Transoral Outlet Reduction
If you regain weight after gastric bypass surgery, transoral outlet reduction (TORe) can help you restart your weight loss program.
What You Need to Know
- Transoral outlet reduction is for people who have regained weight after gastric bypass surgery.
- TORe aims to reduce the size of the opening between the stomach pouch and the small intestine to slow stomach emptying and help you feel fuller longer.
- TORe is performed without incisions through the skin and it leaves no scars.
- The effects of TORe may diminish over time, and some people need to repeat the procedure in a few years.
What is transoral outlet reduction (TORe procedure)?
Transoral outlet reduction is a minimally invasive procedure that can help people who regain weight after gastric bypass surgery.
The bypass surgery creates a small pouch in the stomach and connects it to the small intestine, bypassing the rest of the stomach. Over time, the gastric outlet ― the opening between the gastric pouch and the small intestine ― can enlarge, and food will move into the small intestine faster, leaving you feeling hungry again. Studies have shown a correlation between an enlarging gastric outlet and weight gain.
TORe reduces the gastric outlet opening by accessing it through the mouth (transoral) with an endoscope (a thin flexible tube) and placing stitches (sutures) in the opening to tighten it. This slows down the emptying of food from the stomach, and it can help you feel full longer, so you eat less frequently and lose weight.
Who might need a transoral gastric outlet reduction?
People who regain weight after gastric bypass surgery may be candidates for this procedure when their body mass index (BMI) reaches or surpasses 30, which indicates obesity.
When diet and lifestyle changes do not work to restart weight loss, transoral gastric outlet reduction can help by making you feel fuller longer after eating.
This minimally invasive procedure involves much less risk than an open surgery revision of gastric bypass.
People who have transoral gastric outlet reduction can expect to lose about 10% of their excess body weight ― or more.
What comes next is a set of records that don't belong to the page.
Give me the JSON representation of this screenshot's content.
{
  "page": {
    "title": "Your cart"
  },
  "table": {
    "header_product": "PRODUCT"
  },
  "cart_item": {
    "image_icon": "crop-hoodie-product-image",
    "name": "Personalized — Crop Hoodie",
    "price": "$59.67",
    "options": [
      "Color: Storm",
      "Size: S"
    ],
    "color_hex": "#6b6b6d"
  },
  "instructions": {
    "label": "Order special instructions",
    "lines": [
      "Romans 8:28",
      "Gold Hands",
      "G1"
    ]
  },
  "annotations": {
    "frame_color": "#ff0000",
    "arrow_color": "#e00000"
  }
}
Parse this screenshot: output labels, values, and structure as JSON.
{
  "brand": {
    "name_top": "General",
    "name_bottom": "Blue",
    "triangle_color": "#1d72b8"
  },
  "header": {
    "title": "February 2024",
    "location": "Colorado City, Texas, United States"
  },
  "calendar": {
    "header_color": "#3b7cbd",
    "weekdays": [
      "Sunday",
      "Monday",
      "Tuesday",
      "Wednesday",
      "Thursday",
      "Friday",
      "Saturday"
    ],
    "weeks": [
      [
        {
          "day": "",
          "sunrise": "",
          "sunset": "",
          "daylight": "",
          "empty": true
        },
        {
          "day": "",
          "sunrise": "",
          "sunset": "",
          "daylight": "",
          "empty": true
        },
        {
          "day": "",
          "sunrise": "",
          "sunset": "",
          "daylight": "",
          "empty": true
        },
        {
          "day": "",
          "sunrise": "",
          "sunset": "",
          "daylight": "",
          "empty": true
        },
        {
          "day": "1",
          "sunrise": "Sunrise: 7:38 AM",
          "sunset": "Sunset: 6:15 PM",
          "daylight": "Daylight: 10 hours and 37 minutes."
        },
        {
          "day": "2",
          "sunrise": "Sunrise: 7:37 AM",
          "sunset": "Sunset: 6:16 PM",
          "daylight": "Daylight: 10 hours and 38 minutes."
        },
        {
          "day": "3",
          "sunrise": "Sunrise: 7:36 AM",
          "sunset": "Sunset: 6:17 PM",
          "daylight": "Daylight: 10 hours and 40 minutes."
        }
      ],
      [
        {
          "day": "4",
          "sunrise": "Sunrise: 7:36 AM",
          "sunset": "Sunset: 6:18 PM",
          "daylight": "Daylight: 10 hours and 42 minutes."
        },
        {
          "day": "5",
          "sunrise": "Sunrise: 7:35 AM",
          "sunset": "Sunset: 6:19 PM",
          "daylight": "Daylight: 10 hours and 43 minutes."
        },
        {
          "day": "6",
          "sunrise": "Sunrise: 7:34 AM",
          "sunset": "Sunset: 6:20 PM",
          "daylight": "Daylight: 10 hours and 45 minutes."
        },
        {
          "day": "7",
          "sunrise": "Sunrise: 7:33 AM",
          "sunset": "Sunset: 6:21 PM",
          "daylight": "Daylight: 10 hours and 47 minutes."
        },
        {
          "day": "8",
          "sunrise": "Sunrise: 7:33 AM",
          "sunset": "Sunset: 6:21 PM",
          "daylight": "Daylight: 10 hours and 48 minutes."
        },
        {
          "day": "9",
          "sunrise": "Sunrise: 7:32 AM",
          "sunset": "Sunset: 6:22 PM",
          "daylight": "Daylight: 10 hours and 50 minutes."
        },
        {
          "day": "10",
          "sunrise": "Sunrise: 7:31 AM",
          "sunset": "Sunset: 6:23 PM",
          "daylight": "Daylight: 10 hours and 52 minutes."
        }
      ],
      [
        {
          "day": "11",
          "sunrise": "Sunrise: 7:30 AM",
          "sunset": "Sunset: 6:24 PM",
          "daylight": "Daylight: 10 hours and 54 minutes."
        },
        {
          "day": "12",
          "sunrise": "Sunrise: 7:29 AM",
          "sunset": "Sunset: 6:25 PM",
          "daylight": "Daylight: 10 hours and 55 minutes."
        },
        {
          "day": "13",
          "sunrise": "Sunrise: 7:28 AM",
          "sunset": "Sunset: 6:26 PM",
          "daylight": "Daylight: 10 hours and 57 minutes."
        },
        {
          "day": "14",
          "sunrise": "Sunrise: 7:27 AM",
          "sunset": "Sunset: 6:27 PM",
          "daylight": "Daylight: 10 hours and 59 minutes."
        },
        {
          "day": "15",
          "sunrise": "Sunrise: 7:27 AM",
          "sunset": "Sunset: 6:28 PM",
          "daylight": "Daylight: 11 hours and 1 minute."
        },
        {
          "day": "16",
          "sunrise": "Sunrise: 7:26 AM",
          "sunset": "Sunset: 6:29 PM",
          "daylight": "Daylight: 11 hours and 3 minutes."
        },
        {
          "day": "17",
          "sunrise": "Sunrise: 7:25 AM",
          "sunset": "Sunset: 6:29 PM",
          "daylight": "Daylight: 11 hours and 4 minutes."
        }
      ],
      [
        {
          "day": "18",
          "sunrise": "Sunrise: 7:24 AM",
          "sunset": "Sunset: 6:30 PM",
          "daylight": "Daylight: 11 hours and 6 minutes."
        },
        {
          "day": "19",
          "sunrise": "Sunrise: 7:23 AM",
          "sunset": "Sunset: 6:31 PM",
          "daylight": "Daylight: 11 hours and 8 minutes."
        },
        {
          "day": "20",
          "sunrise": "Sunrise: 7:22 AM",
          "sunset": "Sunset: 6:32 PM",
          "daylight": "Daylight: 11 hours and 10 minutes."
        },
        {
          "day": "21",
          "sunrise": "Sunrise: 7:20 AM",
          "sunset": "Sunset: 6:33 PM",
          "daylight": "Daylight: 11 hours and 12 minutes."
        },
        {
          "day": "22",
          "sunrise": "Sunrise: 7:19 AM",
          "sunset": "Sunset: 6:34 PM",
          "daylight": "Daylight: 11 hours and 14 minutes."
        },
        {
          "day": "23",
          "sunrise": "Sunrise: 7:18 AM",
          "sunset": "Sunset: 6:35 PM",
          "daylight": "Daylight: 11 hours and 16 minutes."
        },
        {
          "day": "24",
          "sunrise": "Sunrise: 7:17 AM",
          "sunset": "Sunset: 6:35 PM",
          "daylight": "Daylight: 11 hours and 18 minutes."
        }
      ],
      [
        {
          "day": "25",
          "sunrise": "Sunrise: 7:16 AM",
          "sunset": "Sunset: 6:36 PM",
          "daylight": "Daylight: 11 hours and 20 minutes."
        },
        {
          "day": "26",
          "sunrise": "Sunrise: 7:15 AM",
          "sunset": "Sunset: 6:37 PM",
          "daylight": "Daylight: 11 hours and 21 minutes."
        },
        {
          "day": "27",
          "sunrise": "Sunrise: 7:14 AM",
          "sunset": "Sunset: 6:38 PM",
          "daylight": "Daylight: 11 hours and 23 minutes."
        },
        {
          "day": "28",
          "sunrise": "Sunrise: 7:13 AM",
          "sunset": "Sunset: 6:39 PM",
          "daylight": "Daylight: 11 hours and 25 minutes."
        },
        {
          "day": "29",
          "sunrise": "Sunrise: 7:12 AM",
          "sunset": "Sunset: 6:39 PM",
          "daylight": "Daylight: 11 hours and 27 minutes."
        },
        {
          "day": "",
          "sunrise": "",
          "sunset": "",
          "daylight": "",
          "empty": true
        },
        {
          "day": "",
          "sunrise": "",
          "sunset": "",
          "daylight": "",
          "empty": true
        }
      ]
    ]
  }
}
Some people achieve a weight that is lower than their lightest weight after gastric bypass. Studies looking at the long-term effect of TORe have shown that weight loss can be maintained after five years.
Preparing for the TORe Procedure
To help evaluate your bypass and the plan for transoral gastric outlet reduction, your doctor probably will recommend an initial endoscopic examination of the inside of your stomach and the outlet leading to the intestines.
You will also need to follow your doctor’s specific preparation instructions, which may include a period of fasting or changing how and when you take medications before the procedure.
What happens during transoral outlet reduction?
Transoral outlet reduction takes place in an endoscopy suite while you are under anesthesia. It lasts about 60 minutes, and most patients go home the same day.
To perform transoral outlet reduction:
- The doctor inserts an endoscope into your mouth and guides it into the stomach pouch.
- The inside of the stomach is examined with the endoscope.
- Heat treatment is applied to the edge of the gastric outlet to help it narrow and close.
- The doctor uses a suturing device placed on the end of the endoscope to tighten the gastric outlet and reduce it to approximately 8 to 10 millimeters. Decreasing the opening’s size allows you to feel full and helps you lose weight.
- The endoscope is removed.
Endoscopic Weight Loss Program at Johns Hopkins
We take a collaborative approach to obesity management at Johns Hopkins that combines the expertise of many specialists. Our multispecialty team-based approach helps us offer high quality care to our patients and enable long-term weight loss.
Transoral Outlet Reduction Recovery
After the TORe procedure, you will follow a special diet that transitions from liquids to soft foods over four weeks. Your doctor’s office will outline what, when and how you can resume eating.
Transoral Outlet Reduction Complications and Side Effects
Since this outpatient procedure is minimally invasive, the risk of complications is less than with open surgery. You may have some mild stomach discomfort and nausea in the days after the procedure, and your doctor can prescribe medication for these side effects.
Very rarely, more serious complications happen, including:
- Bleeding in the intestines or the stomach pouch
- Stenosis (abnormal narrowing) of the gastric outlet
The gastric outlet can expand over time, and some people who have had TORe will need to repeat the procedure in the future. A touch-up endoscopic procedure that applies heat to the gastric outlet tissues (argon plasma coagulation) can create scar tissue that slows down expansion of the opening.